A word-for-word restatement of the data is what is needed.

•••••

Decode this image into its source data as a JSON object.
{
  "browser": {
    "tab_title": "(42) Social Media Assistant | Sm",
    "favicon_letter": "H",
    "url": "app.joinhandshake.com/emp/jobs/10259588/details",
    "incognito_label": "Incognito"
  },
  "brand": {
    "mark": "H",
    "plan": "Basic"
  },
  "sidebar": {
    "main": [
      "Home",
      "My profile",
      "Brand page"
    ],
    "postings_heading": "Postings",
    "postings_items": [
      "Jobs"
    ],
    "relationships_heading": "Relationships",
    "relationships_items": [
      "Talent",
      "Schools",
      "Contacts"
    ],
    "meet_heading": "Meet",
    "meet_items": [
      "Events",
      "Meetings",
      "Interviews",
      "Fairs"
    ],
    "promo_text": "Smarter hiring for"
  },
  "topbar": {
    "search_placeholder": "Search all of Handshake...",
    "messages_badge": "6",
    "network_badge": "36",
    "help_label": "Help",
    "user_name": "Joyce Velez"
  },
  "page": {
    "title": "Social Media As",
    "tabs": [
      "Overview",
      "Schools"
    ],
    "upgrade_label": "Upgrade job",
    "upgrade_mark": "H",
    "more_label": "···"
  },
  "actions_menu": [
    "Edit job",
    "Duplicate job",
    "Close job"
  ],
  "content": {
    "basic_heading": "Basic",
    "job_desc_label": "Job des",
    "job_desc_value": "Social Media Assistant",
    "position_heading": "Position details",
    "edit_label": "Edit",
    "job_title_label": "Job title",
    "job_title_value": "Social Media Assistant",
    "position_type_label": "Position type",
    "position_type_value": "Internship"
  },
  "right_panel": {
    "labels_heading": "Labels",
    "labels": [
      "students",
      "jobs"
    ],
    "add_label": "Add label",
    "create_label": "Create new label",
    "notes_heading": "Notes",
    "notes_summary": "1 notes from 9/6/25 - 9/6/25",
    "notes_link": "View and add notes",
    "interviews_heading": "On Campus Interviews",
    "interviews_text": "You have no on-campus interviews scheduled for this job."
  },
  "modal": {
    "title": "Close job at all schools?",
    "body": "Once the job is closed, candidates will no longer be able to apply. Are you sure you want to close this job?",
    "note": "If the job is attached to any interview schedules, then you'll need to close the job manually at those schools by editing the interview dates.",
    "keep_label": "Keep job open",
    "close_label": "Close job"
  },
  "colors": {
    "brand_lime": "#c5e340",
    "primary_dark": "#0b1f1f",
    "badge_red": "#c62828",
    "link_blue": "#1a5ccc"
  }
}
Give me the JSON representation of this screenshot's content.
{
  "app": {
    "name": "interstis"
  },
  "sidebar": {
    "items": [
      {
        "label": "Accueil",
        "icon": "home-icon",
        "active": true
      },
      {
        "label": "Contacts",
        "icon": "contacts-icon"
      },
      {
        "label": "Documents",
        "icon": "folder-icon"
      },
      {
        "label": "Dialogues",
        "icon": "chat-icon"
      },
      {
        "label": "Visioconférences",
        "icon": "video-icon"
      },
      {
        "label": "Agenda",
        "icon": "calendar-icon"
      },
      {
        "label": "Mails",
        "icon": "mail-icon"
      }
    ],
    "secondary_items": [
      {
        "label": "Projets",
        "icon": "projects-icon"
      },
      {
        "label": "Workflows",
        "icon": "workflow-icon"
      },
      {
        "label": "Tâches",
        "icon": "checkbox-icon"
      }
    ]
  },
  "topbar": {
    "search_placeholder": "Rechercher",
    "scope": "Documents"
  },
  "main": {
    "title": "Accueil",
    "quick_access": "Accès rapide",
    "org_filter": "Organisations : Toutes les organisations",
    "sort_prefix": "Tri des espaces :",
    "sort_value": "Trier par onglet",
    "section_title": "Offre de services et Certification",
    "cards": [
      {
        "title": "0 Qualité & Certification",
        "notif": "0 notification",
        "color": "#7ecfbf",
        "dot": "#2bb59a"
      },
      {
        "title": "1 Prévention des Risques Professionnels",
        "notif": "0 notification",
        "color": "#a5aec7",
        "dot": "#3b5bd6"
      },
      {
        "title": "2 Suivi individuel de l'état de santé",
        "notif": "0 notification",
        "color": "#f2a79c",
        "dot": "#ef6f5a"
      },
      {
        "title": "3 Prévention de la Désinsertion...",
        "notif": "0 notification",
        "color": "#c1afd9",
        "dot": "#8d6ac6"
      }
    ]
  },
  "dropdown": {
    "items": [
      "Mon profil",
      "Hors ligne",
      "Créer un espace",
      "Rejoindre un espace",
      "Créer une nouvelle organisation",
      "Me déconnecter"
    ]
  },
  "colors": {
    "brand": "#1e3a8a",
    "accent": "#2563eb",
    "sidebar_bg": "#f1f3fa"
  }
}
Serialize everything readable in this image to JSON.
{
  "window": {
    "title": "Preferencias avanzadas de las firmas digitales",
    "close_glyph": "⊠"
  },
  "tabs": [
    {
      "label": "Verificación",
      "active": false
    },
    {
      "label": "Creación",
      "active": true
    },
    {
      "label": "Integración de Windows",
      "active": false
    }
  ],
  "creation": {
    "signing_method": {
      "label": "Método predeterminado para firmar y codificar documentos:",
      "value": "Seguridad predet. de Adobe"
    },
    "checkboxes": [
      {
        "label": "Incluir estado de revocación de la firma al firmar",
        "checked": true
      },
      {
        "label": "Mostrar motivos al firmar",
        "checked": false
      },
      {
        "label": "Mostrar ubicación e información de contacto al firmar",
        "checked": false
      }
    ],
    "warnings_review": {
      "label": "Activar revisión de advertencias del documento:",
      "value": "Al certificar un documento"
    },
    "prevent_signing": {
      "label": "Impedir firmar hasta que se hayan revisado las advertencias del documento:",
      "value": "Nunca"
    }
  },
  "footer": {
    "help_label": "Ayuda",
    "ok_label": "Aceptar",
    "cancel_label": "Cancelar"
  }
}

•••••

=== ANSWER BOX ===
Decode this image into its source data as a JSON object.
{
  "browser": {
    "tab_title": "(42) Social Media Assistant | Sm",
    "favicon_letter": "H",
    "url": "app.joinhandshake.com/emp/jobs/10259588/details",
    "incognito_label": "Incognito"
  },
  "brand": {
    "mark": "H",
    "plan": "Basic"
  },
  "sidebar": {
    "main": [
      "Home",
      "My profile",
      "Brand page"
    ],
    "postings_heading": "Postings",
    "postings_items": [
      "Jobs"
    ],
    "relationships_heading": "Relationships",
    "relationships_items": [
      "Talent",
      "Schools",
      "Contacts"
    ],
    "meet_heading": "Meet",
    "meet_items": [
      "Events",
      "Meetings",
      "Interviews",
      "Fairs"
    ],
    "promo_text": "Smarter hiring for"
  },
  "topbar": {
    "search_placeholder": "Search all of Handshake...",
    "messages_badge": "6",
    "network_badge": "36",
    "help_label": "Help",
    "user_name": "Joyce Velez"
  },
  "page": {
    "title": "Social Media As",
    "tabs": [
      "Overview",
      "Schools"
    ],
    "upgrade_label": "Upgrade job",
    "upgrade_mark": "H",
    "more_label": "···"
  },
  "actions_menu": [
    "Edit job",
    "Duplicate job",
    "Close job"
  ],
  "content": {
    "basic_heading": "Basic",
    "job_desc_label": "Job des",
    "job_desc_value": "Social Media Assistant",
    "position_heading": "Position details",
    "edit_label": "Edit",
    "job_title_label": "Job title",
    "job_title_value": "Social Media Assistant",
    "position_type_label": "Position type",
    "position_type_value": "Internship"
  },
  "right_panel": {
    "labels_heading": "Labels",
    "labels": [
      "students",
      "jobs"
    ],
    "add_label": "Add label",
    "create_label": "Create new label",
    "notes_heading": "Notes",
    "notes_summary": "1 notes from 9/6/25 - 9/6/25",
    "notes_link": "View and add notes",
    "interviews_heading": "On Campus Interviews",
    "interviews_text": "You have no on-campus interviews scheduled for this job."
  },
  "modal": {
    "title": "Close job at all schools?",
    "body": "Once the job is closed, candidates will no longer be able to apply. Are you sure you want to close this job?",
    "note": "If the job is attached to any interview schedules, then you'll need to close the job manually at those schools by editing the interview dates.",
    "keep_label": "Keep job open",
    "close_label": "Close job"
  },
  "colors": {
    "brand_lime": "#c5e340",
    "primary_dark": "#0b1f1f",
    "badge_red": "#c62828",
    "link_blue": "#1a5ccc"
  }
}
Give me the JSON representation of this screenshot's content.
{
  "app": {
    "name": "interstis"
  },
  "sidebar": {
    "items": [
      {
        "label": "Accueil",
        "icon": "home-icon",
        "active": true
      },
      {
        "label": "Contacts",
        "icon": "contacts-icon"
      },
      {
        "label": "Documents",
        "icon": "folder-icon"
      },
      {
        "label": "Dialogues",
        "icon": "chat-icon"
      },
      {
        "label": "Visioconférences",
        "icon": "video-icon"
      },
      {
        "label": "Agenda",
        "icon": "calendar-icon"
      },
      {
        "label": "Mails",
        "icon": "mail-icon"
      }
    ],
    "secondary_items": [
      {
        "label": "Projets",
        "icon": "projects-icon"
      },
      {
        "label": "Workflows",
        "icon": "workflow-icon"
      },
      {
        "label": "Tâches",
        "icon": "checkbox-icon"
      }
    ]
  },
  "topbar": {
    "search_placeholder": "Rechercher",
    "scope": "Documents"
  },
  "main": {
    "title": "Accueil",
    "quick_access": "Accès rapide",
    "org_filter": "Organisations : Toutes les organisations",
    "sort_prefix": "Tri des espaces :",
    "sort_value": "Trier par onglet",
    "section_title": "Offre de services et Certification",
    "cards": [
      {
        "title": "0 Qualité & Certification",
        "notif": "0 notification",
        "color": "#7ecfbf",
        "dot": "#2bb59a"
      },
      {
        "title": "1 Prévention des Risques Professionnels",
        "notif": "0 notification",
        "color": "#a5aec7",
        "dot": "#3b5bd6"
      },
      {
        "title": "2 Suivi individuel de l'état de santé",
        "notif": "0 notification",
        "color": "#f2a79c",
        "dot": "#ef6f5a"
      },
      {
        "title": "3 Prévention de la Désinsertion...",
        "notif": "0 notification",
        "color": "#c1afd9",
        "dot": "#8d6ac6"
      }
    ]
  },
  "dropdown": {
    "items": [
      "Mon profil",
      "Hors ligne",
      "Créer un espace",
      "Rejoindre un espace",
      "Créer une nouvelle organisation",
      "Me déconnecter"
    ]
  },
  "colors": {
    "brand": "#1e3a8a",
    "accent": "#2563eb",
    "sidebar_bg": "#f1f3fa"
  }
}
Serialize everything readable in this image to JSON.
{
  "window": {
    "title": "Preferencias avanzadas de las firmas digitales",
    "close_glyph": "⊠"
  },
  "tabs": [
    {
      "label": "Verificación",
      "active": false
    },
    {
      "label": "Creación",
      "active": true
    },
    {
      "label": "Integración de Windows",
      "active": false
    }
  ],
  "creation": {
    "signing_method": {
      "label": "Método predeterminado para firmar y codificar documentos:",
      "value": "Seguridad predet. de Adobe"
    },
    "checkboxes": [
      {
        "label": "Incluir estado de revocación de la firma al firmar",
        "checked": true
      },
      {
        "label": "Mostrar motivos al firmar",
        "checked": false
      },
      {
        "label": "Mostrar ubicación e información de contacto al firmar",
        "checked": false
      }
    ],
    "warnings_review": {
      "label": "Activar revisión de advertencias del documento:",
      "value": "Al certificar un documento"
    },
    "prevent_signing": {
      "label": "Impedir firmar hasta que se hayan revisado las advertencias del documento:",
      "value": "Nunca"
    }
  },
  "footer": {
    "help_label": "Ayuda",
    "ok_label": "Aceptar",
    "cancel_label": "Cancelar"
  }
}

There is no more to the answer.